« "The Economist’s Guide to Crime Busting" | Main | "Empirical Desert and the Moral Economy of Punishment" »

February 4, 2011

Intriguing little Sixth Circuit ruling on clemency procedure

Ralph Baze, the Kentucky death row prisoner whose name is attached to the leading Supreme Court ruling on modern execution methods, helped make a little more sentencing law today.  In Baze v. Parker, No. 10-5584 (6th Cir. Feb. 4, 2010) (available here), a Sixth Circuit panel today addressed Baze's effort to get federal court help with his clemency application.  Here is how the opinion in this case begins:

Ralph Stevens Baze, Jr., a Kentucky inmate on death row, wishes to interview prison personnel to support his application for clemency.  After the Kentucky Department of Corrections (“KDOC”) denied Baze’s request for unfettered access to these personnel, Baze sought relief in district court with a motion to order KDOC to allow him to conduct his desired interviews.
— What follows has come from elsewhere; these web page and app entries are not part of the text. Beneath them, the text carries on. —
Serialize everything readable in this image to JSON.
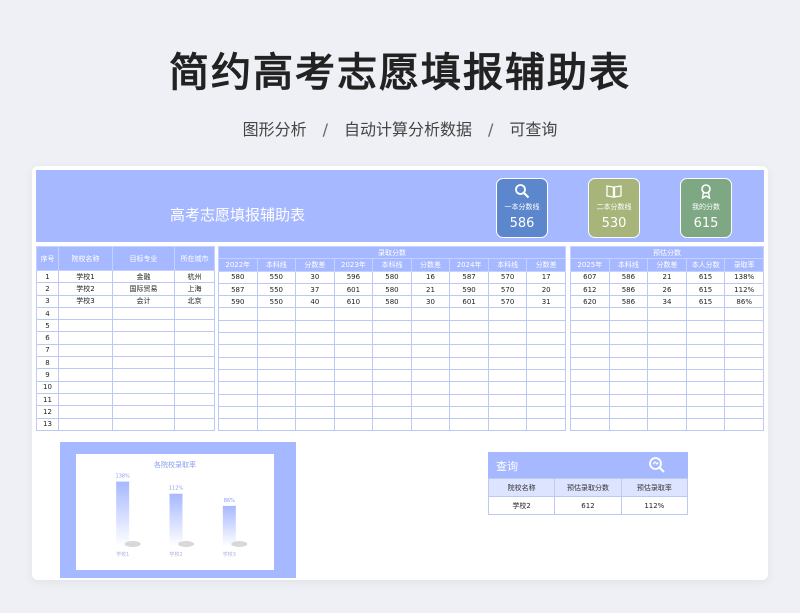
{
  "page": {
    "title": "简约高考志愿填报辅助表",
    "features": [
      "图形分析",
      "自动计算分析数据",
      "可查询"
    ],
    "separator": "/"
  },
  "banner": {
    "title": "高考志愿填报辅助表"
  },
  "kpis": [
    {
      "label": "一本分数线",
      "value": "586",
      "icon": "search-icon",
      "color": "#5d87cc"
    },
    {
      "label": "二本分数线",
      "value": "530",
      "icon": "book-icon",
      "color": "#a7b57a"
    },
    {
      "label": "我的分数",
      "value": "615",
      "icon": "award-icon",
      "color": "#7ea883"
    }
  ],
  "table_left": {
    "headers": [
      "序号",
      "院校名称",
      "目标专业",
      "所在城市"
    ],
    "rows": [
      [
        "1",
        "学校1",
        "金融",
        "杭州"
      ],
      [
        "2",
        "学校2",
        "国际贸易",
        "上海"
      ],
      [
        "3",
        "学校3",
        "会计",
        "北京"
      ],
      [
        "4",
        "",
        "",
        ""
      ],
      [
        "5",
        "",
        "",
        ""
      ],
      [
        "6",
        "",
        "",
        ""
      ],
      [
        "7",
        "",
        "",
        ""
      ],
      [
        "8",
        "",
        "",
        ""
      ],
      [
        "9",
        "",
        "",
        ""
      ],
      [
        "10",
        "",
        "",
        ""
      ],
      [
        "11",
        "",
        "",
        ""
      ],
      [
        "12",
        "",
        "",
        ""
      ],
      [
        "13",
        "",
        "",
        ""
      ]
    ]
  },
  "table_mid": {
    "group_header": "录取分数",
    "headers": [
      "2022年",
      "本科线",
      "分数差",
      "2023年",
      "本科线",
      "分数差",
      "2024年",
      "本科线",
      "分数差"
    ],
    "rows": [
      [
        "580",
        "550",
        "30",
        "596",
        "580",
        "16",
        "587",
        "570",
        "17"
      ],
      [
        "587",
        "550",
        "37",
        "601",
        "580",
        "21",
        "590",
        "570",
        "20"
      ],
      [
        "590",
        "550",
        "40",
        "610",
        "580",
        "30",
        "601",
        "570",
        "31"
      ]
    ],
    "empty_rows": 10
  },
  "table_right": {
    "group_header": "预估分数",
    "headers": [
      "2025年",
      "本科线",
      "分数差",
      "本人分数",
      "录取率"
    ],
    "rows": [
      [
        "607",
        "586",
        "21",
        "615",
        "138%"
      ],
      [
        "612",
        "586",
        "26",
        "615",
        "112%"
      ],
      [
        "620",
        "586",
        "34",
        "615",
        "86%"
      ]
    ],
    "empty_rows": 10
  },
  "chart_data": {
    "type": "bar",
    "title": "各院校录取率",
    "categories": [
      "学校1",
      "学校2",
      "学校3"
    ],
    "values": [
      138,
      112,
      86
    ],
    "value_labels": [
      "138%",
      "112%",
      "86%"
    ],
    "ylim": [
      0,
      150
    ],
    "bar_color": "#a6b8ff",
    "grid": false
  },
  "query": {
    "title": "查询",
    "icon": "search-icon",
    "headers": [
      "院校名称",
      "预估录取分数",
      "预估录取率"
    ],
    "row": [
      "学校2",
      "612",
      "112%"
    ]
  }
}
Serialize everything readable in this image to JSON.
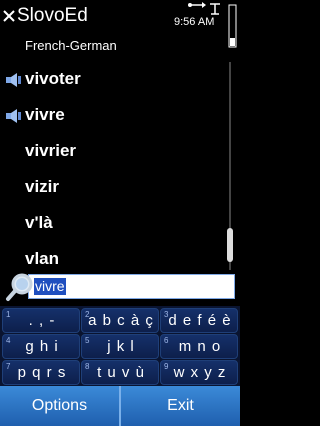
{
  "app": {
    "title": "SlovoEd",
    "clock": "9:56 AM"
  },
  "dictionary": {
    "name": "French-German"
  },
  "words": [
    {
      "text": "vivoter",
      "has_audio": true
    },
    {
      "text": "vivre",
      "has_audio": true
    },
    {
      "text": "vivrier",
      "has_audio": false
    },
    {
      "text": "vizir",
      "has_audio": false
    },
    {
      "text": "v'là",
      "has_audio": false
    },
    {
      "text": "vlan",
      "has_audio": false
    }
  ],
  "search": {
    "value": "vivre"
  },
  "keypad": [
    {
      "num": "1",
      "chars": ". , -"
    },
    {
      "num": "2",
      "chars": "a b c à ç"
    },
    {
      "num": "3",
      "chars": "d e f é è"
    },
    {
      "num": "4",
      "chars": "g h i"
    },
    {
      "num": "5",
      "chars": "j k l"
    },
    {
      "num": "6",
      "chars": "m n o"
    },
    {
      "num": "7",
      "chars": "p q r s"
    },
    {
      "num": "8",
      "chars": "t u v ù"
    },
    {
      "num": "9",
      "chars": "w x y z"
    }
  ],
  "softkeys": {
    "left": "Options",
    "right": "Exit"
  },
  "colors": {
    "softkey_bar": "#2f7bd0",
    "selection": "#1f4fbf",
    "keypad_bg": "#0a1430"
  }
}
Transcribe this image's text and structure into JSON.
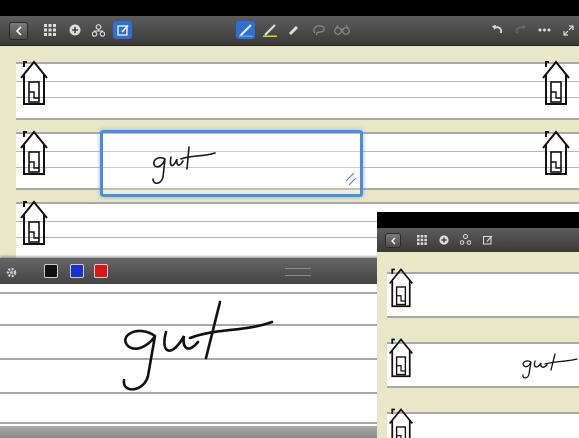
{
  "toolbar": {
    "left_icons": [
      "back-icon",
      "grid-icon",
      "plus-circle-icon",
      "hierarchy-icon",
      "edit-icon"
    ],
    "center_icons": [
      "pen-blue-icon",
      "pen-yellow-icon",
      "eraser-icon",
      "lasso-icon",
      "glasses-icon"
    ],
    "right_icons": [
      "undo-icon",
      "redo-icon",
      "more-icon",
      "expand-icon"
    ]
  },
  "main": {
    "handwriting": "gut",
    "selected_tool": "pen-blue"
  },
  "panel": {
    "colors": [
      "#111111",
      "#1a2fd0",
      "#d81818"
    ],
    "handwriting": "gut"
  },
  "inset": {
    "handwriting": "gut"
  },
  "colors": {
    "accent": "#2e6fd0",
    "focus": "#4d8be0",
    "paper": "#e8e7c8"
  }
}
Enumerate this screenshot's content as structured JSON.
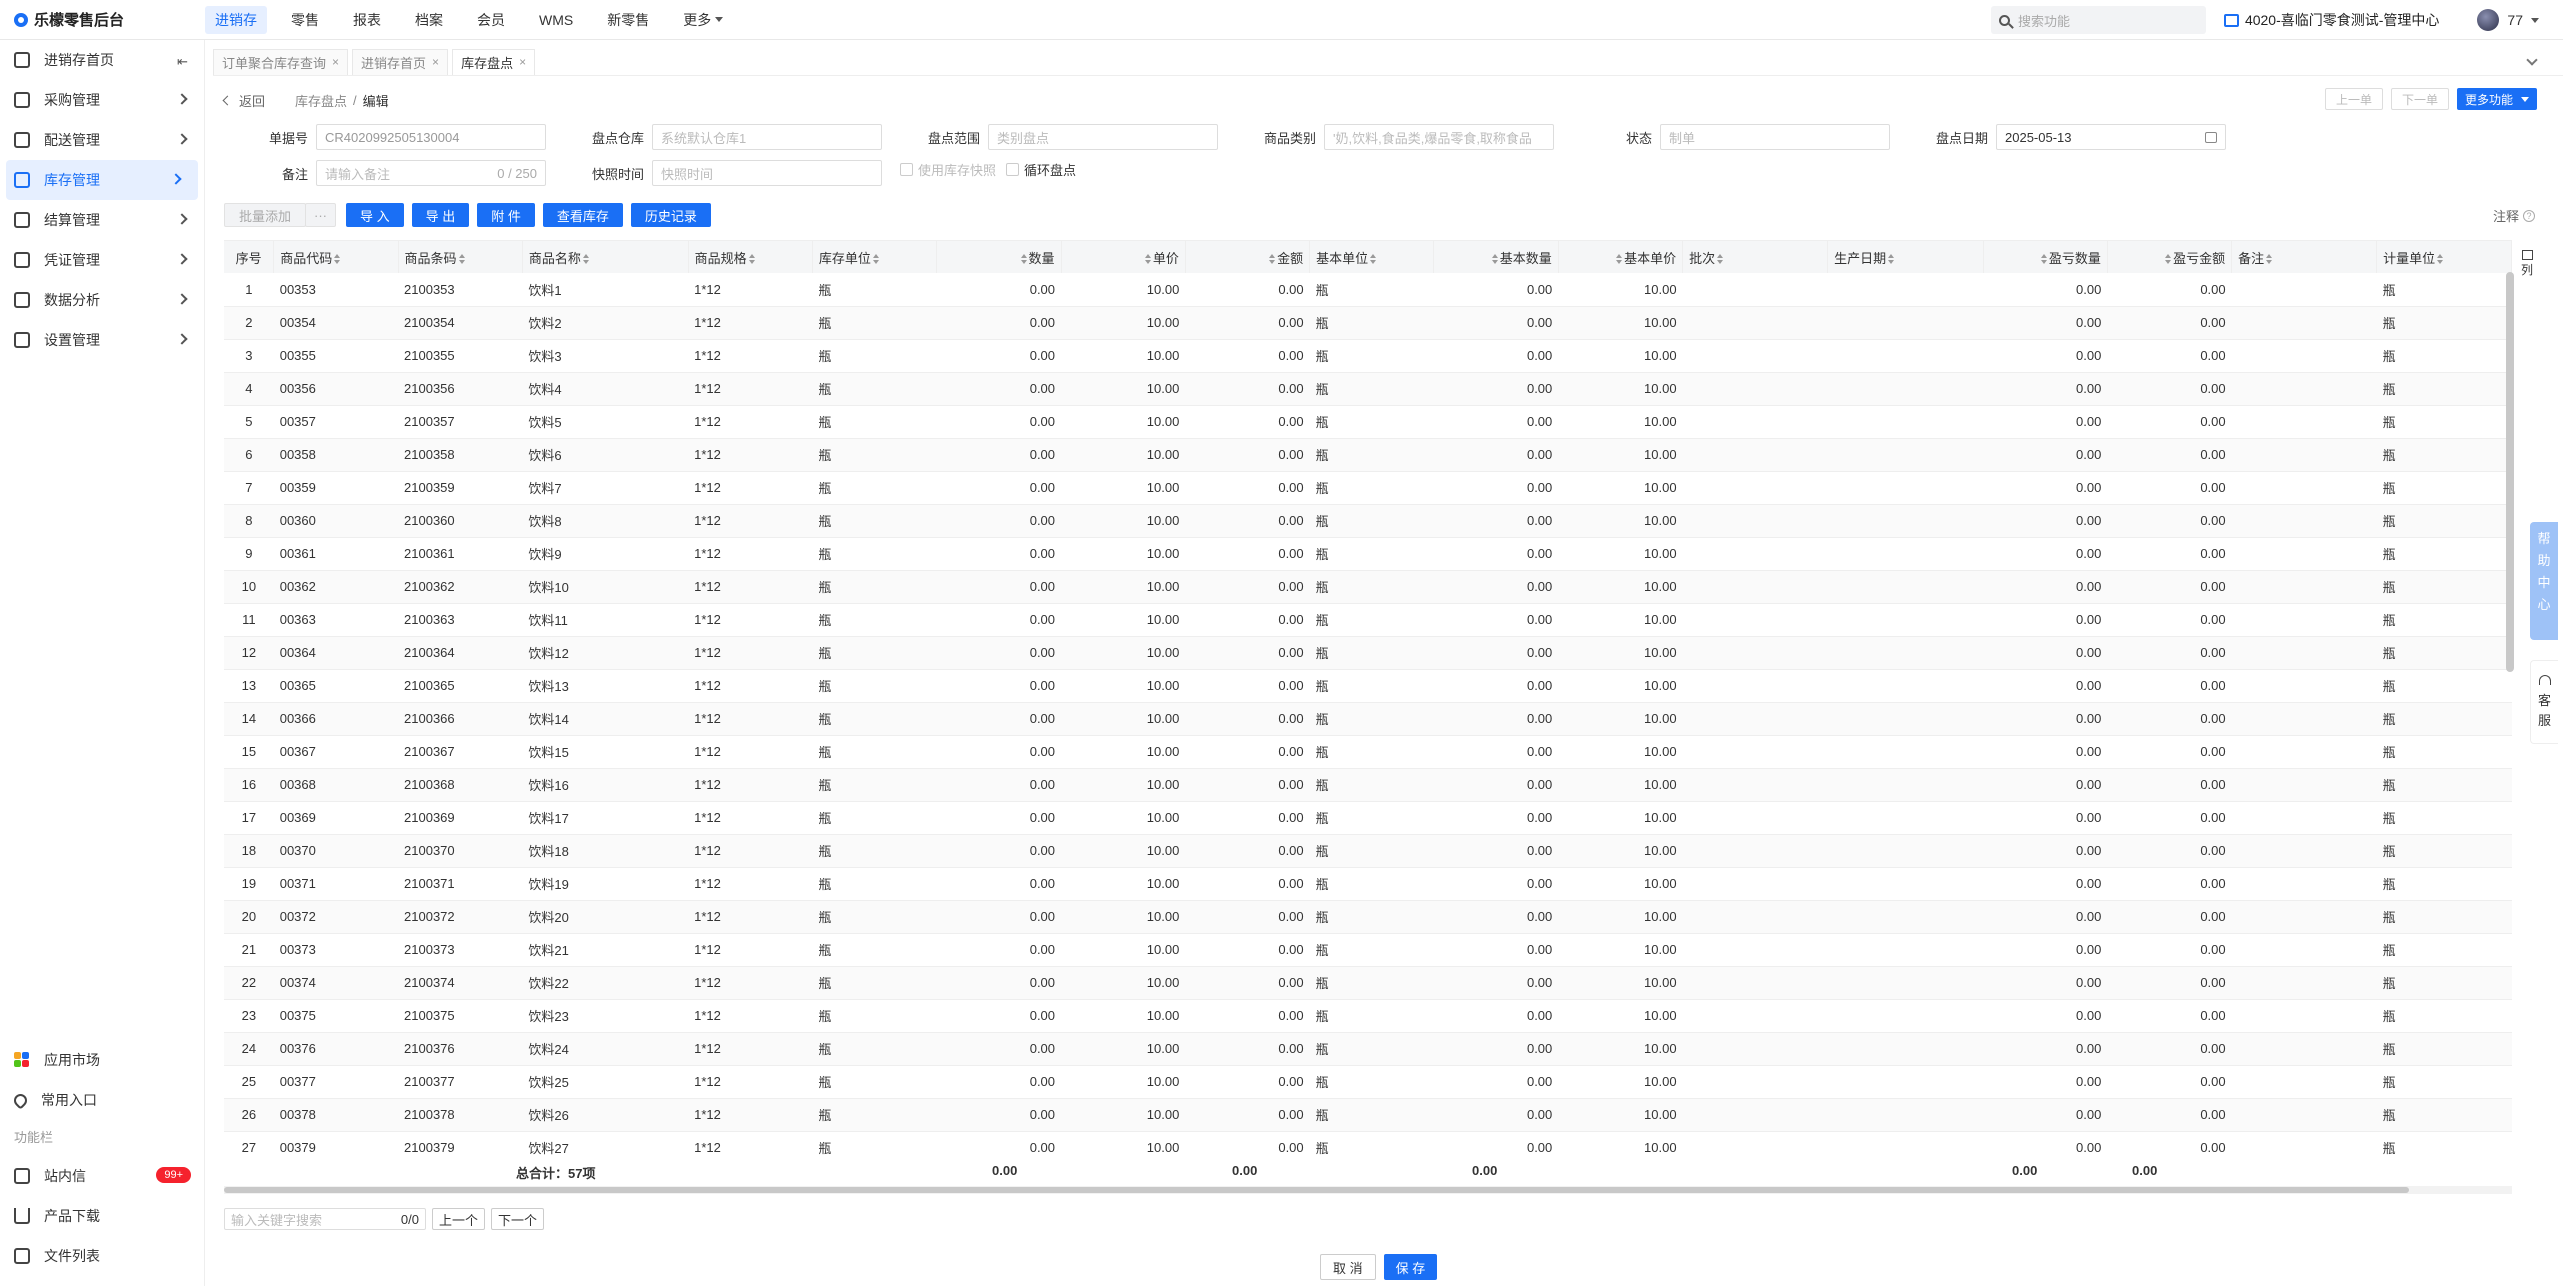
{
  "app": {
    "title": "乐檬零售后台"
  },
  "topnav": [
    {
      "label": "进销存",
      "active": true
    },
    {
      "label": "零售"
    },
    {
      "label": "报表"
    },
    {
      "label": "档案"
    },
    {
      "label": "会员"
    },
    {
      "label": "WMS"
    },
    {
      "label": "新零售"
    },
    {
      "label": "更多",
      "dropdown": true
    }
  ],
  "search": {
    "placeholder": "搜索功能"
  },
  "org": {
    "label": "4020-喜临门零食测试-管理中心"
  },
  "user": {
    "name": "77"
  },
  "sidebar": {
    "items": [
      {
        "label": "进销存首页",
        "icon": "home-icon"
      },
      {
        "label": "采购管理",
        "icon": "cart-icon"
      },
      {
        "label": "配送管理",
        "icon": "truck-icon"
      },
      {
        "label": "库存管理",
        "icon": "inventory-icon",
        "active": true
      },
      {
        "label": "结算管理",
        "icon": "settle-icon"
      },
      {
        "label": "凭证管理",
        "icon": "voucher-icon"
      },
      {
        "label": "数据分析",
        "icon": "chart-icon"
      },
      {
        "label": "设置管理",
        "icon": "settings-icon"
      }
    ],
    "bottom": {
      "market": "应用市场",
      "favorites": "常用入口",
      "section": "功能栏",
      "messages": "站内信",
      "messages_badge": "99+",
      "download": "产品下载",
      "files": "文件列表"
    }
  },
  "tabs": [
    {
      "label": "订单聚合库存查询"
    },
    {
      "label": "进销存首页"
    },
    {
      "label": "库存盘点",
      "active": true
    }
  ],
  "breadcrumb": {
    "back": "返回",
    "parent": "库存盘点",
    "sep": "/",
    "current": "编辑"
  },
  "header_buttons": {
    "prev": "上一单",
    "next": "下一单",
    "more": "更多功能"
  },
  "form": {
    "order_no": {
      "label": "单据号",
      "value": "CR4020992505130004"
    },
    "warehouse": {
      "label": "盘点仓库",
      "placeholder": "系统默认仓库1"
    },
    "scope": {
      "label": "盘点范围",
      "placeholder": "类别盘点"
    },
    "category": {
      "label": "商品类别",
      "placeholder": "'奶,饮料,食品类,爆品零食,取称食品"
    },
    "status": {
      "label": "状态",
      "placeholder": "制单"
    },
    "date": {
      "label": "盘点日期",
      "value": "2025-05-13"
    },
    "remark": {
      "label": "备注",
      "placeholder": "请输入备注",
      "count": "0 / 250"
    },
    "snapshot": {
      "label": "快照时间",
      "placeholder": "快照时间"
    },
    "use_snapshot": "使用库存快照",
    "cyclic": "循环盘点"
  },
  "toolbar": {
    "batch_add": "批量添加",
    "more": "···",
    "import": "导 入",
    "export": "导 出",
    "attach": "附 件",
    "view_stock": "查看库存",
    "history": "历史记录",
    "note": "注释",
    "note_icon": "?"
  },
  "table": {
    "columns": [
      "序号",
      "商品代码",
      "商品条码",
      "商品名称",
      "商品规格",
      "库存单位",
      "数量",
      "单价",
      "金额",
      "基本单位",
      "基本数量",
      "基本单价",
      "批次",
      "生产日期",
      "盈亏数量",
      "盈亏金额",
      "备注",
      "计量单位"
    ],
    "rows": [
      [
        "1",
        "00353",
        "2100353",
        "饮料1",
        "1*12",
        "瓶",
        "0.00",
        "10.00",
        "0.00",
        "瓶",
        "0.00",
        "10.00",
        "",
        "",
        "0.00",
        "0.00",
        "",
        "瓶"
      ],
      [
        "2",
        "00354",
        "2100354",
        "饮料2",
        "1*12",
        "瓶",
        "0.00",
        "10.00",
        "0.00",
        "瓶",
        "0.00",
        "10.00",
        "",
        "",
        "0.00",
        "0.00",
        "",
        "瓶"
      ],
      [
        "3",
        "00355",
        "2100355",
        "饮料3",
        "1*12",
        "瓶",
        "0.00",
        "10.00",
        "0.00",
        "瓶",
        "0.00",
        "10.00",
        "",
        "",
        "0.00",
        "0.00",
        "",
        "瓶"
      ],
      [
        "4",
        "00356",
        "2100356",
        "饮料4",
        "1*12",
        "瓶",
        "0.00",
        "10.00",
        "0.00",
        "瓶",
        "0.00",
        "10.00",
        "",
        "",
        "0.00",
        "0.00",
        "",
        "瓶"
      ],
      [
        "5",
        "00357",
        "2100357",
        "饮料5",
        "1*12",
        "瓶",
        "0.00",
        "10.00",
        "0.00",
        "瓶",
        "0.00",
        "10.00",
        "",
        "",
        "0.00",
        "0.00",
        "",
        "瓶"
      ],
      [
        "6",
        "00358",
        "2100358",
        "饮料6",
        "1*12",
        "瓶",
        "0.00",
        "10.00",
        "0.00",
        "瓶",
        "0.00",
        "10.00",
        "",
        "",
        "0.00",
        "0.00",
        "",
        "瓶"
      ],
      [
        "7",
        "00359",
        "2100359",
        "饮料7",
        "1*12",
        "瓶",
        "0.00",
        "10.00",
        "0.00",
        "瓶",
        "0.00",
        "10.00",
        "",
        "",
        "0.00",
        "0.00",
        "",
        "瓶"
      ],
      [
        "8",
        "00360",
        "2100360",
        "饮料8",
        "1*12",
        "瓶",
        "0.00",
        "10.00",
        "0.00",
        "瓶",
        "0.00",
        "10.00",
        "",
        "",
        "0.00",
        "0.00",
        "",
        "瓶"
      ],
      [
        "9",
        "00361",
        "2100361",
        "饮料9",
        "1*12",
        "瓶",
        "0.00",
        "10.00",
        "0.00",
        "瓶",
        "0.00",
        "10.00",
        "",
        "",
        "0.00",
        "0.00",
        "",
        "瓶"
      ],
      [
        "10",
        "00362",
        "2100362",
        "饮料10",
        "1*12",
        "瓶",
        "0.00",
        "10.00",
        "0.00",
        "瓶",
        "0.00",
        "10.00",
        "",
        "",
        "0.00",
        "0.00",
        "",
        "瓶"
      ],
      [
        "11",
        "00363",
        "2100363",
        "饮料11",
        "1*12",
        "瓶",
        "0.00",
        "10.00",
        "0.00",
        "瓶",
        "0.00",
        "10.00",
        "",
        "",
        "0.00",
        "0.00",
        "",
        "瓶"
      ],
      [
        "12",
        "00364",
        "2100364",
        "饮料12",
        "1*12",
        "瓶",
        "0.00",
        "10.00",
        "0.00",
        "瓶",
        "0.00",
        "10.00",
        "",
        "",
        "0.00",
        "0.00",
        "",
        "瓶"
      ],
      [
        "13",
        "00365",
        "2100365",
        "饮料13",
        "1*12",
        "瓶",
        "0.00",
        "10.00",
        "0.00",
        "瓶",
        "0.00",
        "10.00",
        "",
        "",
        "0.00",
        "0.00",
        "",
        "瓶"
      ],
      [
        "14",
        "00366",
        "2100366",
        "饮料14",
        "1*12",
        "瓶",
        "0.00",
        "10.00",
        "0.00",
        "瓶",
        "0.00",
        "10.00",
        "",
        "",
        "0.00",
        "0.00",
        "",
        "瓶"
      ],
      [
        "15",
        "00367",
        "2100367",
        "饮料15",
        "1*12",
        "瓶",
        "0.00",
        "10.00",
        "0.00",
        "瓶",
        "0.00",
        "10.00",
        "",
        "",
        "0.00",
        "0.00",
        "",
        "瓶"
      ],
      [
        "16",
        "00368",
        "2100368",
        "饮料16",
        "1*12",
        "瓶",
        "0.00",
        "10.00",
        "0.00",
        "瓶",
        "0.00",
        "10.00",
        "",
        "",
        "0.00",
        "0.00",
        "",
        "瓶"
      ],
      [
        "17",
        "00369",
        "2100369",
        "饮料17",
        "1*12",
        "瓶",
        "0.00",
        "10.00",
        "0.00",
        "瓶",
        "0.00",
        "10.00",
        "",
        "",
        "0.00",
        "0.00",
        "",
        "瓶"
      ],
      [
        "18",
        "00370",
        "2100370",
        "饮料18",
        "1*12",
        "瓶",
        "0.00",
        "10.00",
        "0.00",
        "瓶",
        "0.00",
        "10.00",
        "",
        "",
        "0.00",
        "0.00",
        "",
        "瓶"
      ],
      [
        "19",
        "00371",
        "2100371",
        "饮料19",
        "1*12",
        "瓶",
        "0.00",
        "10.00",
        "0.00",
        "瓶",
        "0.00",
        "10.00",
        "",
        "",
        "0.00",
        "0.00",
        "",
        "瓶"
      ],
      [
        "20",
        "00372",
        "2100372",
        "饮料20",
        "1*12",
        "瓶",
        "0.00",
        "10.00",
        "0.00",
        "瓶",
        "0.00",
        "10.00",
        "",
        "",
        "0.00",
        "0.00",
        "",
        "瓶"
      ],
      [
        "21",
        "00373",
        "2100373",
        "饮料21",
        "1*12",
        "瓶",
        "0.00",
        "10.00",
        "0.00",
        "瓶",
        "0.00",
        "10.00",
        "",
        "",
        "0.00",
        "0.00",
        "",
        "瓶"
      ],
      [
        "22",
        "00374",
        "2100374",
        "饮料22",
        "1*12",
        "瓶",
        "0.00",
        "10.00",
        "0.00",
        "瓶",
        "0.00",
        "10.00",
        "",
        "",
        "0.00",
        "0.00",
        "",
        "瓶"
      ],
      [
        "23",
        "00375",
        "2100375",
        "饮料23",
        "1*12",
        "瓶",
        "0.00",
        "10.00",
        "0.00",
        "瓶",
        "0.00",
        "10.00",
        "",
        "",
        "0.00",
        "0.00",
        "",
        "瓶"
      ],
      [
        "24",
        "00376",
        "2100376",
        "饮料24",
        "1*12",
        "瓶",
        "0.00",
        "10.00",
        "0.00",
        "瓶",
        "0.00",
        "10.00",
        "",
        "",
        "0.00",
        "0.00",
        "",
        "瓶"
      ],
      [
        "25",
        "00377",
        "2100377",
        "饮料25",
        "1*12",
        "瓶",
        "0.00",
        "10.00",
        "0.00",
        "瓶",
        "0.00",
        "10.00",
        "",
        "",
        "0.00",
        "0.00",
        "",
        "瓶"
      ],
      [
        "26",
        "00378",
        "2100378",
        "饮料26",
        "1*12",
        "瓶",
        "0.00",
        "10.00",
        "0.00",
        "瓶",
        "0.00",
        "10.00",
        "",
        "",
        "0.00",
        "0.00",
        "",
        "瓶"
      ],
      [
        "27",
        "00379",
        "2100379",
        "饮料27",
        "1*12",
        "瓶",
        "0.00",
        "10.00",
        "0.00",
        "瓶",
        "0.00",
        "10.00",
        "",
        "",
        "0.00",
        "0.00",
        "",
        "瓶"
      ]
    ],
    "totals": {
      "label": "总合计：57项",
      "qty": "0.00",
      "amount": "0.00",
      "base_qty": "0.00",
      "pl_qty": "0.00",
      "pl_amount": "0.00"
    },
    "col_settings": "列"
  },
  "bottom_search": {
    "placeholder": "输入关键字搜索",
    "count": "0/0",
    "prev": "上一个",
    "next": "下一个"
  },
  "footer": {
    "cancel": "取 消",
    "save": "保 存"
  },
  "float": {
    "help": [
      "帮",
      "助",
      "中",
      "心"
    ],
    "service": [
      "客",
      "服"
    ]
  },
  "colors": {
    "primary": "#1a6ff5",
    "badge": "#f5222d"
  }
}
The district court denied Baze’s motion for a want of jurisdiction, and we affirm.

February 4, 2011 at 02:28 PM | Permalink

TrackBack

TrackBack URL for this entry:
http://www.typepad.com/services/trackback/6a00d83451574769e20148c85617e6970c

Listed below are links to weblogs that reference Intriguing little Sixth Circuit ruling on clemency procedure:

Comments

When people write about "endless" appeals, a picture of Baze should be with it.

Posted by: DaveP | Feb 4, 2011 3:19:35 PM

What a ridiculous lawsuit. Since when do capital murderers have the right to enlist federal courts to force private citizens to undergo examination for their clemency presentation.

Posted by: federalist | Feb 4, 2011 7:15:59 PM

Does Baze sound retarded to anyone here? The Supreme Court got played by this street smart entrepreneur.

Posted by: Supremacy Claus | Feb 4, 2011 9:36:29 PM

It's a fairly transparent effort to transform plenary, discretionary and executive decisions into a procedure-laden, rule-driven, quasi-judicial decisions. This is only the beginning of the game, and thus relatively modest, but the end of the game is judicial review of clemency denials.

The Ninth Circuit's recent disastrous incursion into state parole decisions is the model. For those who think the Left has "learned a lesson" from the SCOTUS admonition to CA9, think again.

The Left is a one-trick pony, and the trick is to keep pushing. The quise may change, but underneath it's the same deal.

Don't get me wrong. I admire the Left's tenacity and creativity. I just don't want anyone to be in doubt about what's actually going on here.

Posted by: Bill Otis | Feb 5, 2011 12:01:29 AM

Bill: What drives this perseverance? Jobs. People only work that hard when they will eventually get paid, through an increase in government make work jobs. The pecuniary and stealthy natures of this movement make it in bad faith. This is stealing at the point of a gun held to the head of the taxpayer.

Posted by: Supremacy Claus | Feb 5, 2011 4:40:31 AM

SC --

I think what drives defense perseverance is the typical lack of a winning argument on the merits. When you're short on facts and law, what you've got left is will power.

(Being short on facts and law is also what accounts for the fact that defense counsel are often more creative and innovative than prosecutors. Necessity being a mother and all that).

Posted by: Bill Otis | Feb 5, 2011 2:27:15 PM

"It's a fairly transparent effort to transform plenary, discretionary and executive decisions into a procedure-laden, rule-driven, quasi-judicial decisions. This is only the beginning of the game, and thus relatively modest, but the end of the game is judicial review of clemency denials."

Yep.

Posted by: federalist | Feb 5, 2011 5:25:43 PM

Post a comment

In the body of your email, please indicate if you are a professor, student, prosecutor, defense attorney, etc. so I can gain a sense of who is reading my blog. Thank you, DAB